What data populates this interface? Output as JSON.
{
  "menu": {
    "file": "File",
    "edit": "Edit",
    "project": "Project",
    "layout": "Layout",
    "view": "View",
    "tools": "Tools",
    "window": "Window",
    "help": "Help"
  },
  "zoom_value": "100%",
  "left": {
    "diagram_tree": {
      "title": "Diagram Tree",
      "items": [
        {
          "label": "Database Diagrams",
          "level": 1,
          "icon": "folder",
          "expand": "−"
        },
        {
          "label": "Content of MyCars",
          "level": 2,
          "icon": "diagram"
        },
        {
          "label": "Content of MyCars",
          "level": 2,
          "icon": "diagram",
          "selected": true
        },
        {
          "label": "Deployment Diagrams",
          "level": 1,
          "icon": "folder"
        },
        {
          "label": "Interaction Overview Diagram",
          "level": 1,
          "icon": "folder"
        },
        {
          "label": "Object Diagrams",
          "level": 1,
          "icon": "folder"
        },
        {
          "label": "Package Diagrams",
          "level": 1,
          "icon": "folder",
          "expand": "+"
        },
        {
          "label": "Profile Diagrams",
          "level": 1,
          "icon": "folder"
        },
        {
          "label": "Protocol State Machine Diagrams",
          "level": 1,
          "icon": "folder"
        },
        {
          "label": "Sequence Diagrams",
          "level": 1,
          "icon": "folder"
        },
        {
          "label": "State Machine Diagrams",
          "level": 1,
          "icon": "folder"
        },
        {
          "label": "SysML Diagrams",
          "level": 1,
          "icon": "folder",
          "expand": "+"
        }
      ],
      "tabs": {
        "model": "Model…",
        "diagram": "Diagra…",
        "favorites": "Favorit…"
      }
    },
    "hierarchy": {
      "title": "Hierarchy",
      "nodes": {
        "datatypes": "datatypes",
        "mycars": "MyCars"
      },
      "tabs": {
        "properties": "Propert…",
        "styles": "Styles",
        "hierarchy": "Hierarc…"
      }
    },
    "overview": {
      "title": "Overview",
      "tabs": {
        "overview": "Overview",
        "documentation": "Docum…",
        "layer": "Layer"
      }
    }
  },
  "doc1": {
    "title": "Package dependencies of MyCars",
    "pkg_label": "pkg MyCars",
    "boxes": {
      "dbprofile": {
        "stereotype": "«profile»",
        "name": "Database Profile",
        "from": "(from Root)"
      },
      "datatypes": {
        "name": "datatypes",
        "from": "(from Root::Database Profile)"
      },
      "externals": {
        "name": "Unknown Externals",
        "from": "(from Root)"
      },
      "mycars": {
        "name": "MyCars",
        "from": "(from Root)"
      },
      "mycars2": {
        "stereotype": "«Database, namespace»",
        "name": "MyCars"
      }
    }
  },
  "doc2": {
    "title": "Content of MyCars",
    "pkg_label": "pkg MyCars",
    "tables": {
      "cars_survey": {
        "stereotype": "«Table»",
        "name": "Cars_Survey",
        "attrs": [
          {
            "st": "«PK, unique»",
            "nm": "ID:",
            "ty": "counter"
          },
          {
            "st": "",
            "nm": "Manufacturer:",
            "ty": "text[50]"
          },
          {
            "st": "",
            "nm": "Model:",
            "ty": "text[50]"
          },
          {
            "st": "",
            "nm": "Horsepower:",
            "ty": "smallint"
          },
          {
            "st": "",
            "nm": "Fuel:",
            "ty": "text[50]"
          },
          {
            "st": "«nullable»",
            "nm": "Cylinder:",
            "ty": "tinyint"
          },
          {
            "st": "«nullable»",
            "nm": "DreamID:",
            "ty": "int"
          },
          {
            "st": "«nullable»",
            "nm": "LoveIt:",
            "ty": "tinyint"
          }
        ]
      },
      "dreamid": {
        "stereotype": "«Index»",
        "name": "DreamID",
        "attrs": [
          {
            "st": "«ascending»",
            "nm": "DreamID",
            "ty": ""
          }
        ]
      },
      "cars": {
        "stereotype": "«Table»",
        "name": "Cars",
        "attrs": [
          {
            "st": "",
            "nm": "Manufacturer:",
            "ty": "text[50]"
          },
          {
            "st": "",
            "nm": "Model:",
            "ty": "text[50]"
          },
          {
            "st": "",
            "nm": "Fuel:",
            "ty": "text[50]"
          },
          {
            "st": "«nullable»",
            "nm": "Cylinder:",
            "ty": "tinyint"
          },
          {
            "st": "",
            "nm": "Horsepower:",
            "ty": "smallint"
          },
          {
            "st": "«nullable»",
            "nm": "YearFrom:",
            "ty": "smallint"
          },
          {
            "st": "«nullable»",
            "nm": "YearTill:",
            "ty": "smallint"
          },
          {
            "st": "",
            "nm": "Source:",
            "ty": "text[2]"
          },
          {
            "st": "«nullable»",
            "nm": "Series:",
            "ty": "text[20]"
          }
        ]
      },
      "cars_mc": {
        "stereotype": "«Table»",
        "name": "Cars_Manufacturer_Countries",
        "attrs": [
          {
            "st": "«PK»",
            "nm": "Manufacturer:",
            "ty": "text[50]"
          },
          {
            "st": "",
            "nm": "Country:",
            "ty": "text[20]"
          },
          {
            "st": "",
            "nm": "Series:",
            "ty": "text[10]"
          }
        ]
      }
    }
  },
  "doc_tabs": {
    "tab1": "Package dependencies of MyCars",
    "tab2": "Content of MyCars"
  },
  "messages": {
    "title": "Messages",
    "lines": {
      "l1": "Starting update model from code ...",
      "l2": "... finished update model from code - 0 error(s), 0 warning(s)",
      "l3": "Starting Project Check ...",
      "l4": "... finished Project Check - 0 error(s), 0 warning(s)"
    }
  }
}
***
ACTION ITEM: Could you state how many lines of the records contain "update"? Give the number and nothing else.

RESPONSE TO THIS TASK: 2